MATERIAL SUPPLIED:
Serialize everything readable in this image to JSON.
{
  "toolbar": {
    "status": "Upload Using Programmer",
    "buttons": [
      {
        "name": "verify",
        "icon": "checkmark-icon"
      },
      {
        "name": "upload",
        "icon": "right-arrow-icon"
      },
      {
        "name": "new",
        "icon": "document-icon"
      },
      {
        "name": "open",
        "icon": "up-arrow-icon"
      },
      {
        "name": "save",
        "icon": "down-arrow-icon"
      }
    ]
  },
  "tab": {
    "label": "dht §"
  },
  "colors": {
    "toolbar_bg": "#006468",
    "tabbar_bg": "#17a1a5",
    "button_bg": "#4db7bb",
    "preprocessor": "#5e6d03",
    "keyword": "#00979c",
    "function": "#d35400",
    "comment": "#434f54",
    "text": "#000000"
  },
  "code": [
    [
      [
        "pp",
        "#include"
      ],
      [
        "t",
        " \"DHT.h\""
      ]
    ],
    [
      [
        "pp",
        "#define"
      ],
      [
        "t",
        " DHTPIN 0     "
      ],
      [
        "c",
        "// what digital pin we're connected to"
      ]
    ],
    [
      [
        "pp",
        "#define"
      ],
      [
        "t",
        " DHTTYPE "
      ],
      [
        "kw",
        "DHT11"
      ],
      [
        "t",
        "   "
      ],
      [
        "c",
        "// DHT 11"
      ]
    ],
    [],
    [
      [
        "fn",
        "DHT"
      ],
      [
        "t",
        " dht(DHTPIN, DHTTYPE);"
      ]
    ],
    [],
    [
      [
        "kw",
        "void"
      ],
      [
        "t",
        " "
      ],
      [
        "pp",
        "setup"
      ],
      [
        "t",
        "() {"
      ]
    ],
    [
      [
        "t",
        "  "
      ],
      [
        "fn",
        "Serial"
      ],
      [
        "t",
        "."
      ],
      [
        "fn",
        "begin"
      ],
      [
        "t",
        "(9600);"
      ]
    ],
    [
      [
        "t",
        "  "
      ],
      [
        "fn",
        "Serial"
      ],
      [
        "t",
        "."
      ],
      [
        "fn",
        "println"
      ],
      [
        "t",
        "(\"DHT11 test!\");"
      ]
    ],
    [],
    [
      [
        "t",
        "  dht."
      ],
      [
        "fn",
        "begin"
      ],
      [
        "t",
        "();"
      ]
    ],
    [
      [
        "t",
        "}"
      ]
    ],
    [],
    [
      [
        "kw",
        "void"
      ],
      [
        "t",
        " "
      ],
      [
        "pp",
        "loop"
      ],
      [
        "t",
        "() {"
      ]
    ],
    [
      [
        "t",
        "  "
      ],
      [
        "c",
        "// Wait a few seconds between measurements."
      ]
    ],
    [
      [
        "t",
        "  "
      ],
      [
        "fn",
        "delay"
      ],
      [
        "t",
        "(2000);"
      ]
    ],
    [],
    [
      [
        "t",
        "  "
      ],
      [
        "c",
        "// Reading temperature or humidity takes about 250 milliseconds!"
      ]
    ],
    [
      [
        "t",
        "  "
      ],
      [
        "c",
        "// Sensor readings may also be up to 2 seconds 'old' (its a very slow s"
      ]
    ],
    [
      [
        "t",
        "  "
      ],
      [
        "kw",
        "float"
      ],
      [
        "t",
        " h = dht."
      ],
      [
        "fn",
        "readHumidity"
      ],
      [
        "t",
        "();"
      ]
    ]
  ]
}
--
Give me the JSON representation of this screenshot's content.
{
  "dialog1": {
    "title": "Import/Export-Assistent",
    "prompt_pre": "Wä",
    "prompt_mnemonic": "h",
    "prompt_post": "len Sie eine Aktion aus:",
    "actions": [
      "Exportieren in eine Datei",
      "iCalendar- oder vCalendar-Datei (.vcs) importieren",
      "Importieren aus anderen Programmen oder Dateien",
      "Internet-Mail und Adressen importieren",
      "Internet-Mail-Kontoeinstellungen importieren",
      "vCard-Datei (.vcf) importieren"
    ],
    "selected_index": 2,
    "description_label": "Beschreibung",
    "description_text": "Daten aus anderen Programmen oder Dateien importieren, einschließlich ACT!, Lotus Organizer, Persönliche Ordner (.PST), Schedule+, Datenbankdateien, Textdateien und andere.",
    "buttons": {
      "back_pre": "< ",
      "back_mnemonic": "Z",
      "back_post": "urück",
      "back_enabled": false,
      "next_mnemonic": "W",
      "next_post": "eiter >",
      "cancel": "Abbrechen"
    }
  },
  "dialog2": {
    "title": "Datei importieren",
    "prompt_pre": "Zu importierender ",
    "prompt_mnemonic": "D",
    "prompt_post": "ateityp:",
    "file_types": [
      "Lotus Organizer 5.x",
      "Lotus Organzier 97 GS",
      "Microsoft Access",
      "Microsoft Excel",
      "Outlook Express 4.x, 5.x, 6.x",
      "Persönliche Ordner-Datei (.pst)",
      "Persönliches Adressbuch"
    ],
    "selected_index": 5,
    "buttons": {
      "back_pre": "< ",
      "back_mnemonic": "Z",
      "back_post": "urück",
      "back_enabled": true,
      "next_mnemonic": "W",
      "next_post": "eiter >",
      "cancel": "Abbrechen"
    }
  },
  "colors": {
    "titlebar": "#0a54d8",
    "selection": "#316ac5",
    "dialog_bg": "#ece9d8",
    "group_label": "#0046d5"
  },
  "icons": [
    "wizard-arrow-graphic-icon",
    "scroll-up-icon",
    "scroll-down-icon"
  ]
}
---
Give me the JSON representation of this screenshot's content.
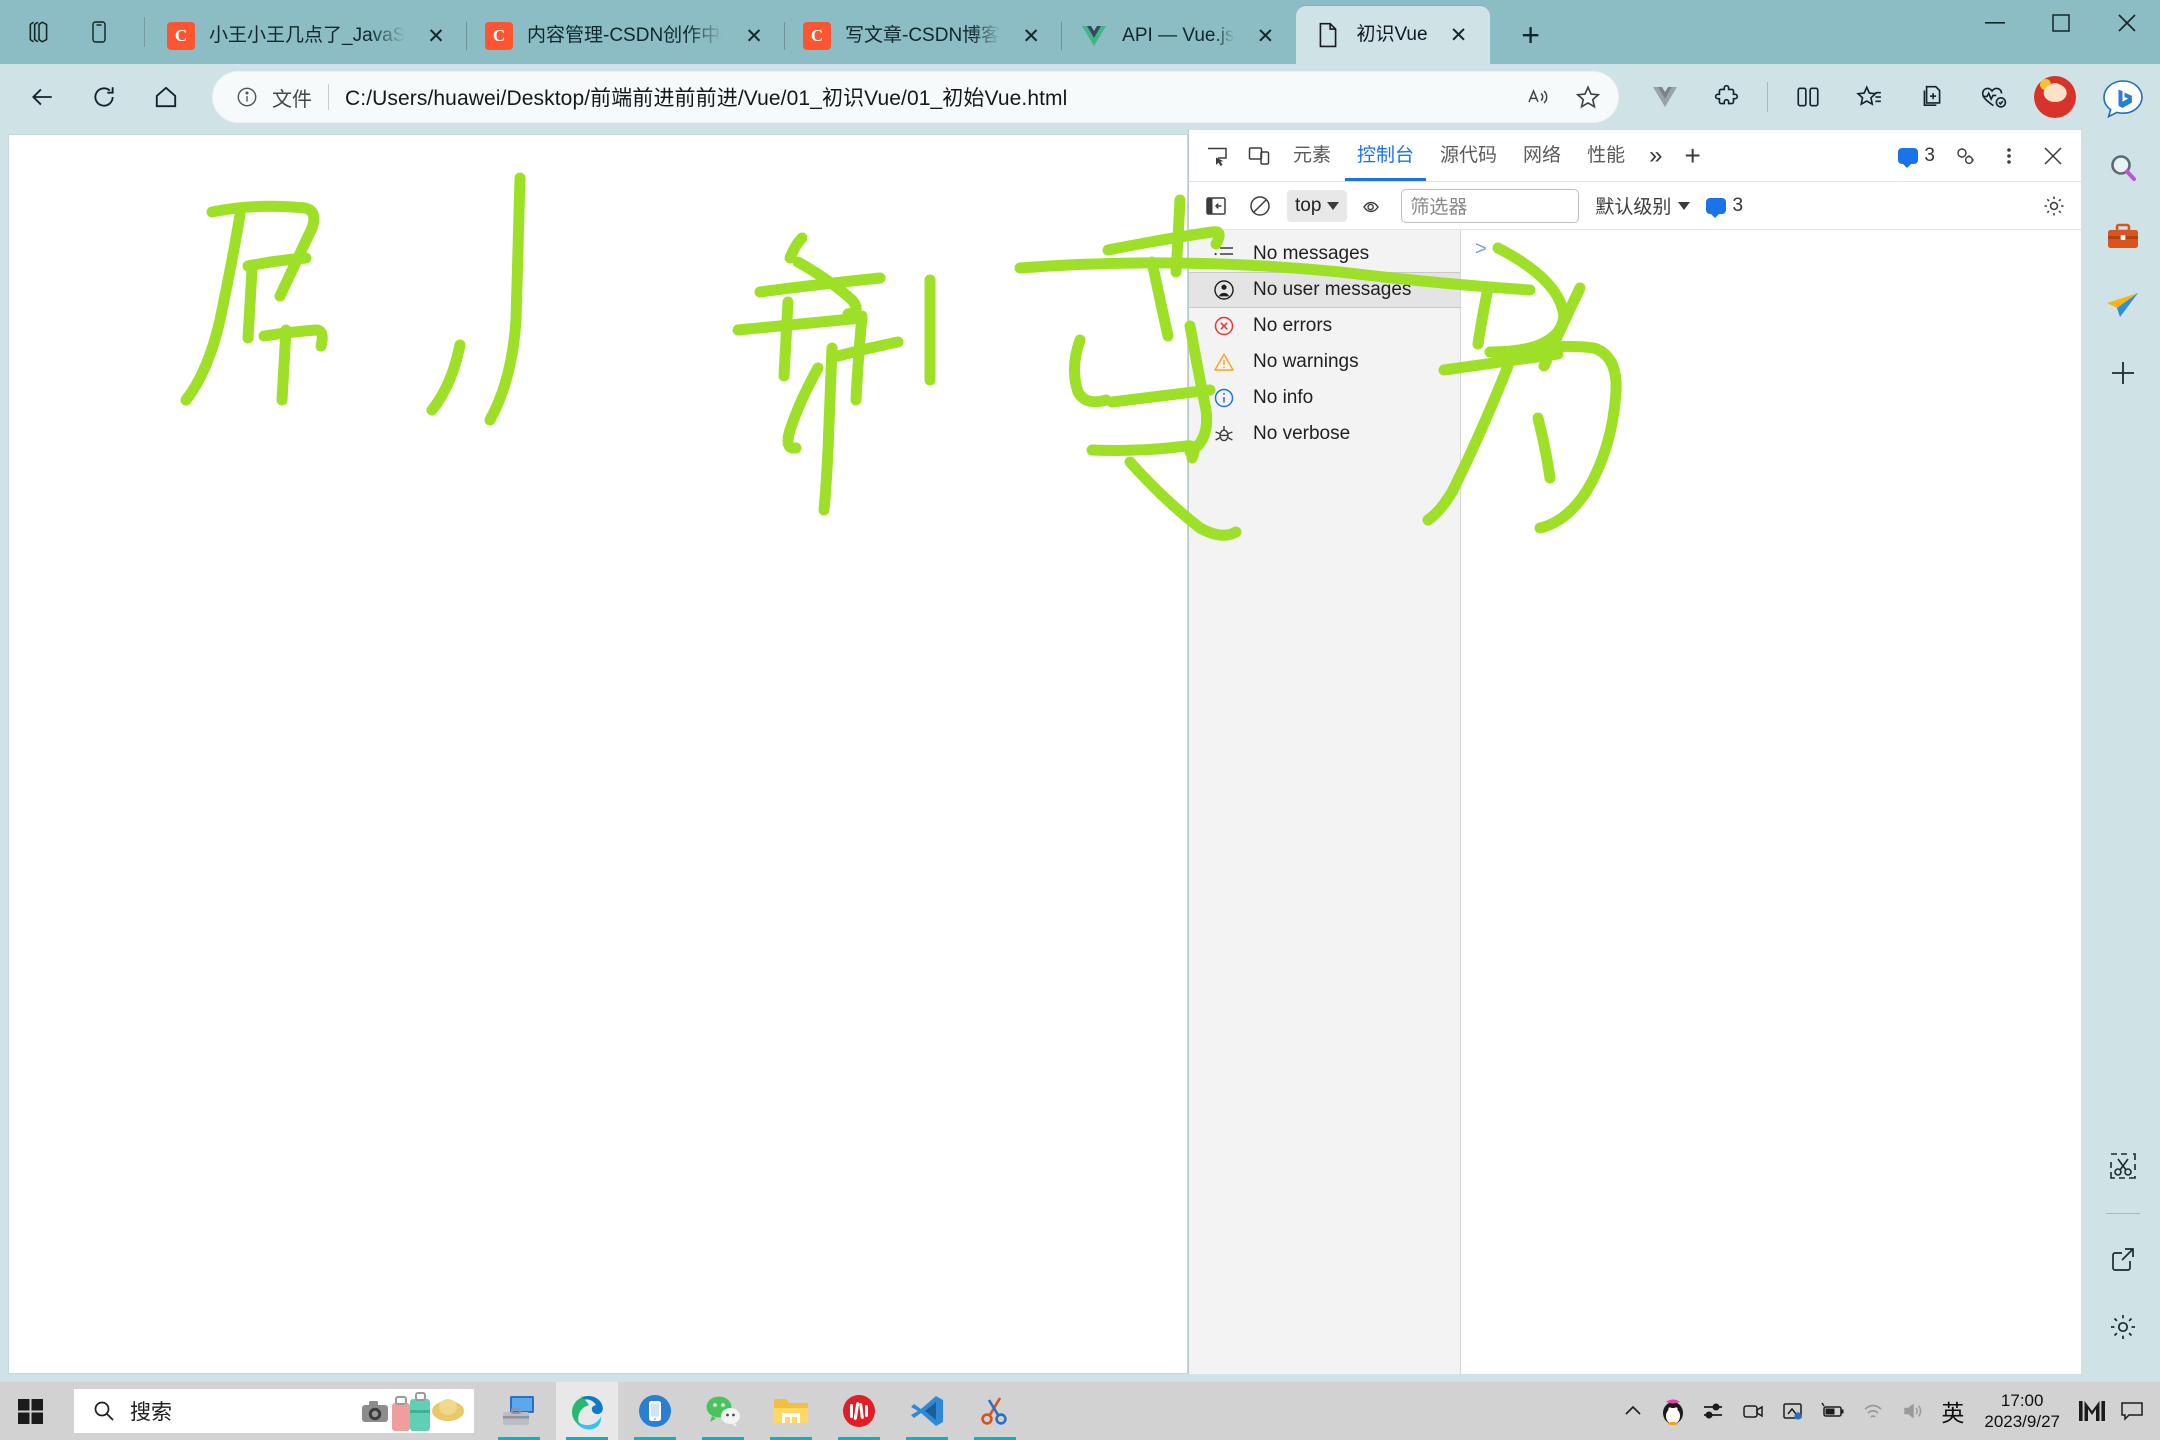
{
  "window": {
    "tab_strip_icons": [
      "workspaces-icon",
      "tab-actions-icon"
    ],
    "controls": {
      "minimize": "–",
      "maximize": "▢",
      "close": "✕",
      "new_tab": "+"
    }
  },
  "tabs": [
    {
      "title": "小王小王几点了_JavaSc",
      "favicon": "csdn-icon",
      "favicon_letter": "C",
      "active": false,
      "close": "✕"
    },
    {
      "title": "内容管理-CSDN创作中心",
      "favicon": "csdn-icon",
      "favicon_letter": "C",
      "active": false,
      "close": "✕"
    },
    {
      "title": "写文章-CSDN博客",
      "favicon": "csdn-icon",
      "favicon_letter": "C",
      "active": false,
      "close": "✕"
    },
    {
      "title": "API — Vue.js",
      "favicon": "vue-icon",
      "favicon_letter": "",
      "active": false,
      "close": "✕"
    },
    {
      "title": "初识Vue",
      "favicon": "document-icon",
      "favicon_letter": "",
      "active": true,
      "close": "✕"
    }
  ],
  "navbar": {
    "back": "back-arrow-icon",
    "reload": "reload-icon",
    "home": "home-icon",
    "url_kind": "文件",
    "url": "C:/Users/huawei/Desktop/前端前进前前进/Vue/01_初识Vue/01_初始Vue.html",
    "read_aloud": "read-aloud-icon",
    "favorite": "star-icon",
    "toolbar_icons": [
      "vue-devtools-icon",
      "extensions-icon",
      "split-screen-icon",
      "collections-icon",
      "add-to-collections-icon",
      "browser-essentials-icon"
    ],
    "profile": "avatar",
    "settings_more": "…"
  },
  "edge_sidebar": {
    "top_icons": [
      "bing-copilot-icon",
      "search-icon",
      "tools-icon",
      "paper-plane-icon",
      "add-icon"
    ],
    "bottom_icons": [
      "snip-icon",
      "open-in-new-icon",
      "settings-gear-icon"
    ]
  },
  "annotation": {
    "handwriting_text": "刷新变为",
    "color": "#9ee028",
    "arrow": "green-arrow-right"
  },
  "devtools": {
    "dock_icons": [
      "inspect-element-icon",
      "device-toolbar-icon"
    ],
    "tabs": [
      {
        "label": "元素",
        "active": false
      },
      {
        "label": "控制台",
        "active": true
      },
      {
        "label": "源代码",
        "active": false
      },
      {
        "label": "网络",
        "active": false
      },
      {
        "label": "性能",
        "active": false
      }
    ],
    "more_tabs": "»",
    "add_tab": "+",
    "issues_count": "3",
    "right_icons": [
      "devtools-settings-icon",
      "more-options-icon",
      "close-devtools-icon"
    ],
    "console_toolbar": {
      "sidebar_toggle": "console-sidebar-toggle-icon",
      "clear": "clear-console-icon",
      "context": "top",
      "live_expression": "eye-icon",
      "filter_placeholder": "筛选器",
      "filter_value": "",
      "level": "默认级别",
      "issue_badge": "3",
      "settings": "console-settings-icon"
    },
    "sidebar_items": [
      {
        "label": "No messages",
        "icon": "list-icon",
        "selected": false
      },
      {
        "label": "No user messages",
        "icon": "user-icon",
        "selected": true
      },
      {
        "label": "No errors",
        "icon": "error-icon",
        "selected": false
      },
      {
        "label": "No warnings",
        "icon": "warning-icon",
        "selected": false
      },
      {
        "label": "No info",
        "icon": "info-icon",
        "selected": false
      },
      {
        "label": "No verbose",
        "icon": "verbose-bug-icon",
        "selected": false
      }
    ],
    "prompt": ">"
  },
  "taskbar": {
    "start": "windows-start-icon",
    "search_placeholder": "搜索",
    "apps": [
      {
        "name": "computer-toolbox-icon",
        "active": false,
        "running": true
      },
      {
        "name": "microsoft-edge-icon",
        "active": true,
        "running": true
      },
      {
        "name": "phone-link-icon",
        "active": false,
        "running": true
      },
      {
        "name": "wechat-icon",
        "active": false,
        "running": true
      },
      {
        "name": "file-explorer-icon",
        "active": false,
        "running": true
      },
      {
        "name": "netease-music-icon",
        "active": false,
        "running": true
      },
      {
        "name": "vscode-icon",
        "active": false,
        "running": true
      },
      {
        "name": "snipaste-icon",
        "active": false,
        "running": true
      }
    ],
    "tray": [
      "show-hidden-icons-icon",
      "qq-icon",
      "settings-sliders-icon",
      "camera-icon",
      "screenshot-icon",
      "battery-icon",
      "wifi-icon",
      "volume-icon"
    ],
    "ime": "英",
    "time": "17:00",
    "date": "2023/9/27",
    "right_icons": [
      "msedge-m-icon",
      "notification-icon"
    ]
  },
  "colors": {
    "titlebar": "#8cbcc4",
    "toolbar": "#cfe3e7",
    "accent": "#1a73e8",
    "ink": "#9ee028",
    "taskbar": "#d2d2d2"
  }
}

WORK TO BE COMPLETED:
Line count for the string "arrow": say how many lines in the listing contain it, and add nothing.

ANSWER BOX:
6